Aww, that is just too awesome. I love it when strangers surprise you like that.

Amanda said...

What a fun story! My two-year-old nephew just said "Go Huskers!" for the first time the other day - it's exciting when the little ones "take on" your favorite team. (yes, we are Nebraska fans in my family.) It's also good to know that the St. Louis isn't the only place where you wait in line for an hour at the post office! Thanks for sharing!

Jamie said...

A pantomime of Federal employees sunk in transparent molasses? lol. Love that line.

John B. said...

Birds weren't involved, but something similar happened a few years ago when my daughters and I stopped at Mulate's, a very good Cajun restaurant in Breaux Bridge, Louisiana, for the first time. At the lunch and supper hours there, local Cajun bands play. That particular day, a busload of tourists from Australia had also stopped there, some of whom took up the band's invitation to dance. And so did my girls. They didn't know from two-stepping, of course, but the adult who isn't a sucker for children's joyful dancing has some emotional deficiencies it's better not to delve into here. The Australians were suckers. It was, as you say, magical.
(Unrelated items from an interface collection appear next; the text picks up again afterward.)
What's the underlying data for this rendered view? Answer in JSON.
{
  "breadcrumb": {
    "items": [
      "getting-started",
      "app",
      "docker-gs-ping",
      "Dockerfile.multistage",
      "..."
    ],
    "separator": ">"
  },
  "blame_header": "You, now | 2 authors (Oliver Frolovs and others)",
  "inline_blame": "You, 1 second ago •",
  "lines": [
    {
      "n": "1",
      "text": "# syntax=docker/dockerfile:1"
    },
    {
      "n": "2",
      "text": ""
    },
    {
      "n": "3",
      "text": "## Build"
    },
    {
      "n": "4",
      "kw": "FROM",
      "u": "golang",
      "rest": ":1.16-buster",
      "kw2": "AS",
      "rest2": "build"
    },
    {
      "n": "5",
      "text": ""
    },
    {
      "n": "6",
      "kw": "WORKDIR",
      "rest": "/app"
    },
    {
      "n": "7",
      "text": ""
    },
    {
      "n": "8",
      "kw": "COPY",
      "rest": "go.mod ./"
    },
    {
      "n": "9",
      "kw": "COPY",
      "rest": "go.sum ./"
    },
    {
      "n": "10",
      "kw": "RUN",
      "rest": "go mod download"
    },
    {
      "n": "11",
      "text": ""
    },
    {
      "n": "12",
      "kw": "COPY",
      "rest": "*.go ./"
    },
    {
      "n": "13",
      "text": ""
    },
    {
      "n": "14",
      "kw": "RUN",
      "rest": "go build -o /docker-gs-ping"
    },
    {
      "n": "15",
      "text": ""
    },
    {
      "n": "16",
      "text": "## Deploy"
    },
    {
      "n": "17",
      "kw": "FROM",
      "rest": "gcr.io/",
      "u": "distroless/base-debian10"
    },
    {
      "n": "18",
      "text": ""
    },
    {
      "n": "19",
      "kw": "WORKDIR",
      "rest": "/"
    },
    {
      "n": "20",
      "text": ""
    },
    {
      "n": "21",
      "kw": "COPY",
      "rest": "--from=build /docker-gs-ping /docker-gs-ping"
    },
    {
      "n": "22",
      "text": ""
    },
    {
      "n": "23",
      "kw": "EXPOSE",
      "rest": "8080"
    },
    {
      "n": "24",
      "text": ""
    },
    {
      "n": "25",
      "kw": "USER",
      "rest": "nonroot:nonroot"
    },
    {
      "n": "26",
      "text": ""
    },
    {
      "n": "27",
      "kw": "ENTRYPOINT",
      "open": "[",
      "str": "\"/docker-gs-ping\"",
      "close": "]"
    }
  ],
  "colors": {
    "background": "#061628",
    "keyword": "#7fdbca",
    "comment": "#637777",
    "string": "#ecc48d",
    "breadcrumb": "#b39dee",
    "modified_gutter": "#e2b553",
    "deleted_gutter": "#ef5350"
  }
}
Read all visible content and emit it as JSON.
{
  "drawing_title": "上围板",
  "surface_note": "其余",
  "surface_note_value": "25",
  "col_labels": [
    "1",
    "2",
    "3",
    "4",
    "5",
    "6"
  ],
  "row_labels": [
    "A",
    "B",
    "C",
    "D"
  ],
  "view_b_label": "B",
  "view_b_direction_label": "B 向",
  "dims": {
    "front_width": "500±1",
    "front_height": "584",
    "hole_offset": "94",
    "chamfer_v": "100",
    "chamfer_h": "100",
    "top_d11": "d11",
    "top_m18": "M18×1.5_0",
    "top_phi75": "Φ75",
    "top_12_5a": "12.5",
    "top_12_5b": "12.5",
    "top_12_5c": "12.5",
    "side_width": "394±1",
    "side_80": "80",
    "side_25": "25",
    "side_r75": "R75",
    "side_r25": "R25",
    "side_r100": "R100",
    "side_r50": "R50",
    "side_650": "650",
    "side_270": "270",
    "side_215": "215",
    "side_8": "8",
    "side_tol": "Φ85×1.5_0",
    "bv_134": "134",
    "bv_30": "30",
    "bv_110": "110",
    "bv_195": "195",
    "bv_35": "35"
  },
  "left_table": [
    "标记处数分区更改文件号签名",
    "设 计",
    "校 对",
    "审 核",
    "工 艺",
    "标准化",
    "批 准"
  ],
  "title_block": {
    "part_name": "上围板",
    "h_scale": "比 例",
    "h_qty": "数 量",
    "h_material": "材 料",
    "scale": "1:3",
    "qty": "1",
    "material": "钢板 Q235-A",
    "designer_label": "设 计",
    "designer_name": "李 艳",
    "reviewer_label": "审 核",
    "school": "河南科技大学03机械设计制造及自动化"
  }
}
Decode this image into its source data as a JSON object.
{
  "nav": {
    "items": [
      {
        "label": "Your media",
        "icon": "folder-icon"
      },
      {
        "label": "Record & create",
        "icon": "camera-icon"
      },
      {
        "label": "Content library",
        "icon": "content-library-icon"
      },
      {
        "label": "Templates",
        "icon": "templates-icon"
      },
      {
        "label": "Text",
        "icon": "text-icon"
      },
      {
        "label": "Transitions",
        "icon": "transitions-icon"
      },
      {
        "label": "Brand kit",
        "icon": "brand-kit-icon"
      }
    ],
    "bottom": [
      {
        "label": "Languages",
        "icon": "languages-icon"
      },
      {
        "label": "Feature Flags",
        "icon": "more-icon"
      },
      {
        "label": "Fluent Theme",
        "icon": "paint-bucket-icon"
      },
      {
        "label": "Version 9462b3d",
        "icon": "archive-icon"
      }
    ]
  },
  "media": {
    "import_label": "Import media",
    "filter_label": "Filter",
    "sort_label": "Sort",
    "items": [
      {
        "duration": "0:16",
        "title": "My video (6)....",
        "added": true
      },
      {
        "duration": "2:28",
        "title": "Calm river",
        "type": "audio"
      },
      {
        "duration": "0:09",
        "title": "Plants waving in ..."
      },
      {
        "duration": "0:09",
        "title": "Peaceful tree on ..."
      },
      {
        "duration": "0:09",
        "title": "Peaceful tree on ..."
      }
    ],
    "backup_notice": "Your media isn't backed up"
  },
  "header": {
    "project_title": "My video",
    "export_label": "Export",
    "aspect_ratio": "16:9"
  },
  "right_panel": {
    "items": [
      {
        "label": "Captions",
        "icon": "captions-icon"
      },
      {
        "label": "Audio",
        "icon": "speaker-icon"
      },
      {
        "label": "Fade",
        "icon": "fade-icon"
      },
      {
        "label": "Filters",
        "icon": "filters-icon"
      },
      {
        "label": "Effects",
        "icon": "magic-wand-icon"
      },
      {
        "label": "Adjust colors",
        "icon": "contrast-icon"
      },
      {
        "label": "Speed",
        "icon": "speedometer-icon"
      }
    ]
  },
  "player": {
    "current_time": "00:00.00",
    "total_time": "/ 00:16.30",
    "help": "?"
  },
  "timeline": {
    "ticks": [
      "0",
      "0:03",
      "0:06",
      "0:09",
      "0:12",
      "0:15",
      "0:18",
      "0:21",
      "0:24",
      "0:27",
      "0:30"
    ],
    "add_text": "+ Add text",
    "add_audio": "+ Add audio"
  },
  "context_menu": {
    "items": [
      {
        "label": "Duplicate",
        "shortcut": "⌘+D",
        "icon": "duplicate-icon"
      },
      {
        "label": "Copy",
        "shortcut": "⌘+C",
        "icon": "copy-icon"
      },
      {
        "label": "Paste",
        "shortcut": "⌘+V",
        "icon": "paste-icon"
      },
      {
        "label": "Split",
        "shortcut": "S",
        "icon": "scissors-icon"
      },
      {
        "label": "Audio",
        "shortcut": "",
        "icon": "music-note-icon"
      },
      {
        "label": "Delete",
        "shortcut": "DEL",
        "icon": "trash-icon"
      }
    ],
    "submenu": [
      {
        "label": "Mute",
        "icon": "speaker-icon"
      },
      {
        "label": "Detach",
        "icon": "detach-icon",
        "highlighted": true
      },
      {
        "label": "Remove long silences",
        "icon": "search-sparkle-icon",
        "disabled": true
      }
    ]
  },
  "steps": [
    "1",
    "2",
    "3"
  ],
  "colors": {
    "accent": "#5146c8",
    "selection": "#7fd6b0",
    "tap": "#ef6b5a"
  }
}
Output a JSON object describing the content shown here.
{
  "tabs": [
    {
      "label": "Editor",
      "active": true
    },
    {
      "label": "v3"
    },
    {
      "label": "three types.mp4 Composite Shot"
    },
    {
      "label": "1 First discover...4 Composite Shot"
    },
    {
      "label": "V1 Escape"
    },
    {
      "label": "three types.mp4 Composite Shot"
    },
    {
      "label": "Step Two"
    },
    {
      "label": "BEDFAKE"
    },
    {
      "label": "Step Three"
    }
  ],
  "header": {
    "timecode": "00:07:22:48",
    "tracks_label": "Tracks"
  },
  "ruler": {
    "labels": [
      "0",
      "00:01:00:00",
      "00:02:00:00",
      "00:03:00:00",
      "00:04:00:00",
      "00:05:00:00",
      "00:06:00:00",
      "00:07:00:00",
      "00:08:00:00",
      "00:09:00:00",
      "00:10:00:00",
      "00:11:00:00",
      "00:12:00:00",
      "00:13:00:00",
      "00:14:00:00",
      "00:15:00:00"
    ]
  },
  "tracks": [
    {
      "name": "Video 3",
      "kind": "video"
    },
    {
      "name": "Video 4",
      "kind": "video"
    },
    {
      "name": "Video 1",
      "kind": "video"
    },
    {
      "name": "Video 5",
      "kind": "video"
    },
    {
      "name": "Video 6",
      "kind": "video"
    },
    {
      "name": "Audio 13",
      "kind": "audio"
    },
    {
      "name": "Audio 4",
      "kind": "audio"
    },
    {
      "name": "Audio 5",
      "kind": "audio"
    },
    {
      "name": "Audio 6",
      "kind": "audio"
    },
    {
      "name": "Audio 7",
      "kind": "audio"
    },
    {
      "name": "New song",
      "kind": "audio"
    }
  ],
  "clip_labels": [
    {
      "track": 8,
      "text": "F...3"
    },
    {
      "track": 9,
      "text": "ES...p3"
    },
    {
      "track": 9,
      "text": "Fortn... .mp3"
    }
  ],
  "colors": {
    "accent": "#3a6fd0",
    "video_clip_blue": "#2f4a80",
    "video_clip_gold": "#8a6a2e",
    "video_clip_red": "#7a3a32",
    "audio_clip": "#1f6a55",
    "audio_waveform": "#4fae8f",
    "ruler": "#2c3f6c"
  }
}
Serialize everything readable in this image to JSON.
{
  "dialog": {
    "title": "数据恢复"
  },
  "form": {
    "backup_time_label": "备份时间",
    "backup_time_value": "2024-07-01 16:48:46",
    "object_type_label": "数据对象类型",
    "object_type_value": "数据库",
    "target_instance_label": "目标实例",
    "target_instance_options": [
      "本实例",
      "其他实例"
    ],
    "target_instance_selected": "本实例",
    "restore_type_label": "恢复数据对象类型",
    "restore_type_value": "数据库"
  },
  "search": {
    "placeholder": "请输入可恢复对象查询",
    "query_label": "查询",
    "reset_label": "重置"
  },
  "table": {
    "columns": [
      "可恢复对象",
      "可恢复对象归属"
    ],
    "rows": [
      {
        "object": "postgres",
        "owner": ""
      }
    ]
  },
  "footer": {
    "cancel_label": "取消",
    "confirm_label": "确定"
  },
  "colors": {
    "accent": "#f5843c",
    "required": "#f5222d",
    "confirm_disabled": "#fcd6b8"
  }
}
Culture. Photos. Life's nagging questions. - BitterSweetLife